• What you need to do:
Keep every word of the listing and drop the images when you write it out.

• The data:
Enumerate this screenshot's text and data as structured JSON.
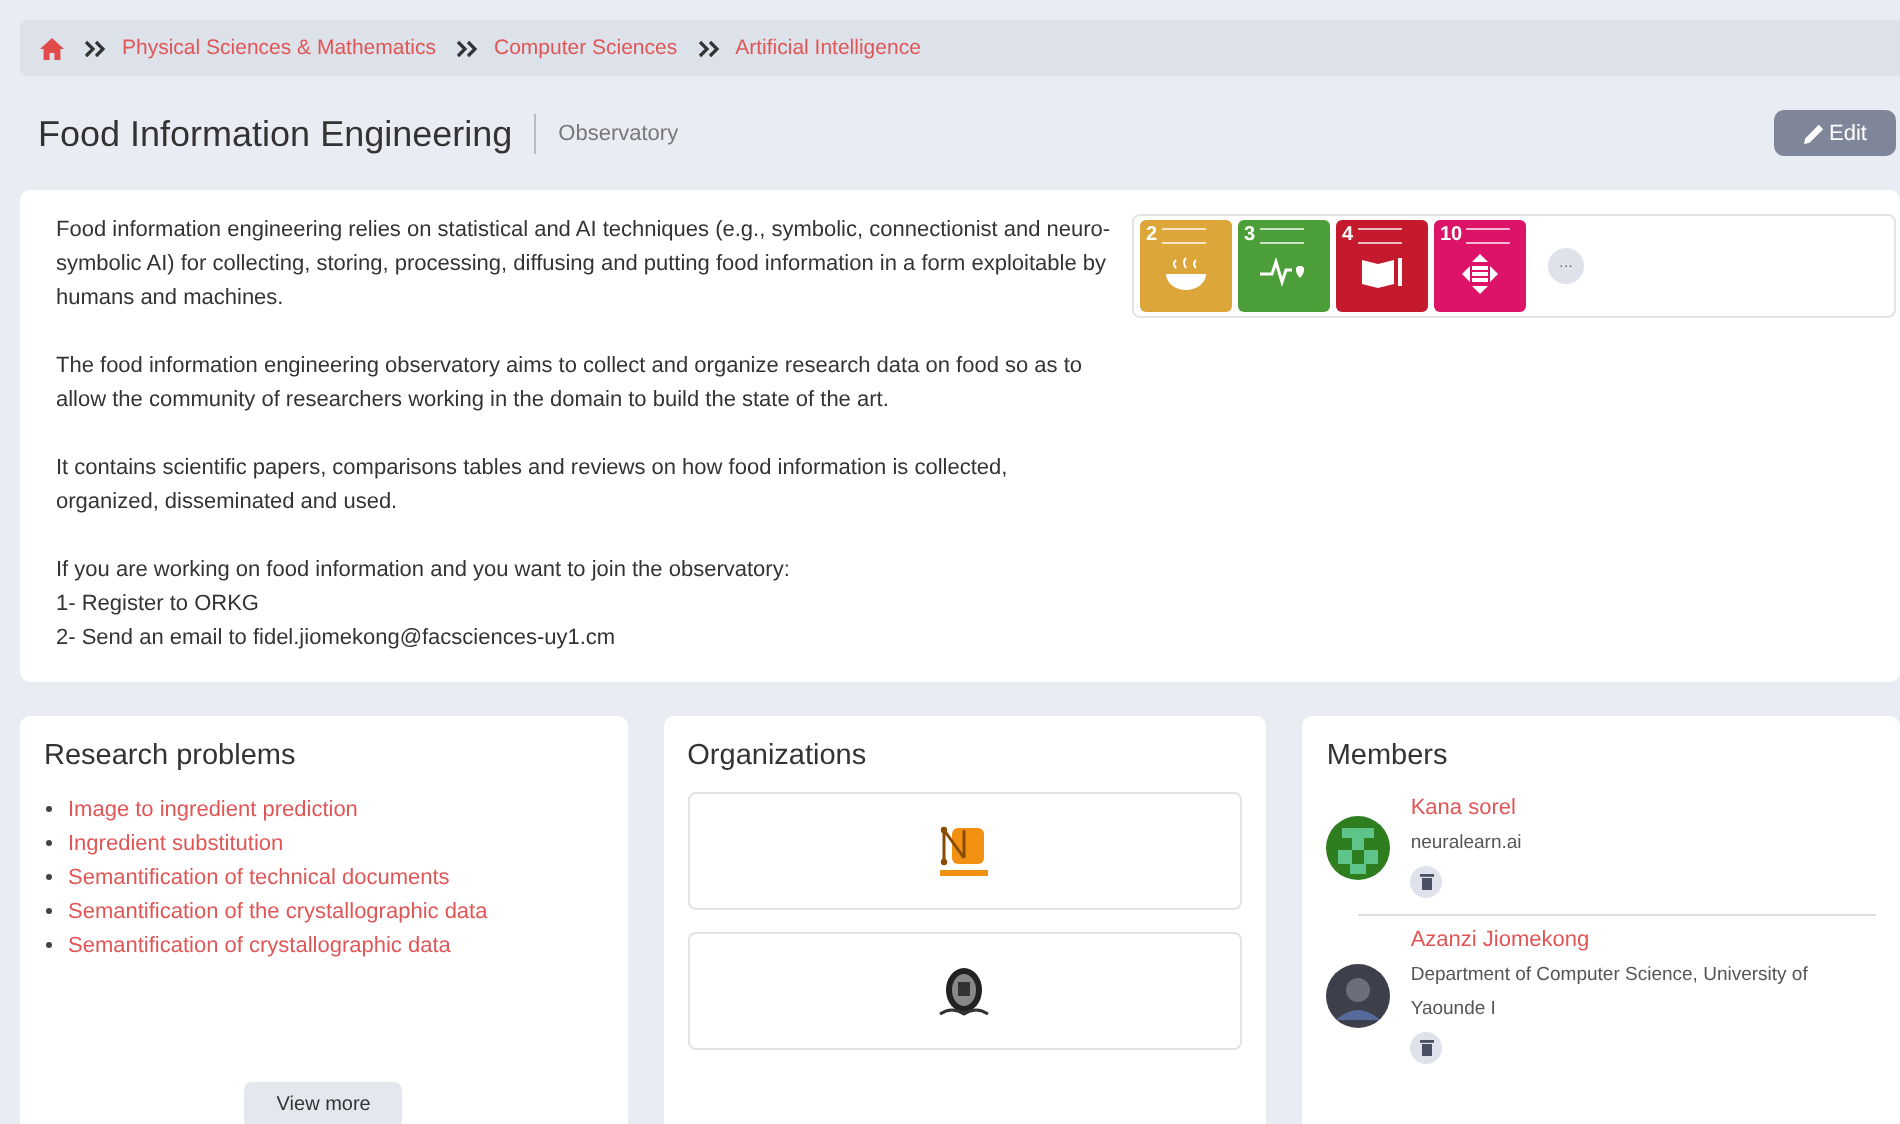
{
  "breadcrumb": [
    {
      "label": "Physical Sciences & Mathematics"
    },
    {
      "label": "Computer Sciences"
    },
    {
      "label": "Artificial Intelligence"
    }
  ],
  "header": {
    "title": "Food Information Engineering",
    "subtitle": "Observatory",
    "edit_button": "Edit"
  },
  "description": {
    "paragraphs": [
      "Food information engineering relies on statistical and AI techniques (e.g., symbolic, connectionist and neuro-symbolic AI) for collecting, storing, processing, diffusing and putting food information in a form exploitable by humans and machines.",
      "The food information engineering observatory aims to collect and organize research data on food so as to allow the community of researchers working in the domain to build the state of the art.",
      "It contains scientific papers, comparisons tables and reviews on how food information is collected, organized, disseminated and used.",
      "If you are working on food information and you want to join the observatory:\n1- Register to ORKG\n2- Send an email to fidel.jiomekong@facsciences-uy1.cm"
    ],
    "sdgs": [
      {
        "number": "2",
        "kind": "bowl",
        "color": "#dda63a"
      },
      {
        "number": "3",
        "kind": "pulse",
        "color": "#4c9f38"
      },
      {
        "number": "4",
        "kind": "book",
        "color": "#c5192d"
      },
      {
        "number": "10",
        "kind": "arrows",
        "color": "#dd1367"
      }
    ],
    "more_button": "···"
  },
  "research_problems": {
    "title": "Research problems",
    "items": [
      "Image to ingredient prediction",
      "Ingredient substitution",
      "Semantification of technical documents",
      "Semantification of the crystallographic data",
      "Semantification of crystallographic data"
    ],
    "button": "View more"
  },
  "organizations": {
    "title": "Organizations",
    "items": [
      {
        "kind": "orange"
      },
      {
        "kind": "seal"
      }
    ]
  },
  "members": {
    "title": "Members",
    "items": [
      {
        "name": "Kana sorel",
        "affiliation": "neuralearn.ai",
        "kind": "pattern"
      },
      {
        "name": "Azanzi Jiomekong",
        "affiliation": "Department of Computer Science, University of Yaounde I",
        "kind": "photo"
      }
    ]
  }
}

• Answer box:
Enumerate this screenshot's text and data as structured JSON.
{
  "breadcrumb": [
    {
      "label": "Physical Sciences & Mathematics"
    },
    {
      "label": "Computer Sciences"
    },
    {
      "label": "Artificial Intelligence"
    }
  ],
  "header": {
    "title": "Food Information Engineering",
    "subtitle": "Observatory",
    "edit_button": "Edit"
  },
  "description": {
    "paragraphs": [
      "Food information engineering relies on statistical and AI techniques (e.g., symbolic, connectionist and neuro-symbolic AI) for collecting, storing, processing, diffusing and putting food information in a form exploitable by humans and machines.",
      "The food information engineering observatory aims to collect and organize research data on food so as to allow the community of researchers working in the domain to build the state of the art.",
      "It contains scientific papers, comparisons tables and reviews on how food information is collected, organized, disseminated and used.",
      "If you are working on food information and you want to join the observatory:\n1- Register to ORKG\n2- Send an email to fidel.jiomekong@facsciences-uy1.cm"
    ],
    "sdgs": [
      {
        "number": "2",
        "kind": "bowl",
        "color": "#dda63a"
      },
      {
        "number": "3",
        "kind": "pulse",
        "color": "#4c9f38"
      },
      {
        "number": "4",
        "kind": "book",
        "color": "#c5192d"
      },
      {
        "number": "10",
        "kind": "arrows",
        "color": "#dd1367"
      }
    ],
    "more_button": "···"
  },
  "research_problems": {
    "title": "Research problems",
    "items": [
      "Image to ingredient prediction",
      "Ingredient substitution",
      "Semantification of technical documents",
      "Semantification of the crystallographic data",
      "Semantification of crystallographic data"
    ],
    "button": "View more"
  },
  "organizations": {
    "title": "Organizations",
    "items": [
      {
        "kind": "orange"
      },
      {
        "kind": "seal"
      }
    ]
  },
  "members": {
    "title": "Members",
    "items": [
      {
        "name": "Kana sorel",
        "affiliation": "neuralearn.ai",
        "kind": "pattern"
      },
      {
        "name": "Azanzi Jiomekong",
        "affiliation": "Department of Computer Science, University of Yaounde I",
        "kind": "photo"
      }
    ]
  }
}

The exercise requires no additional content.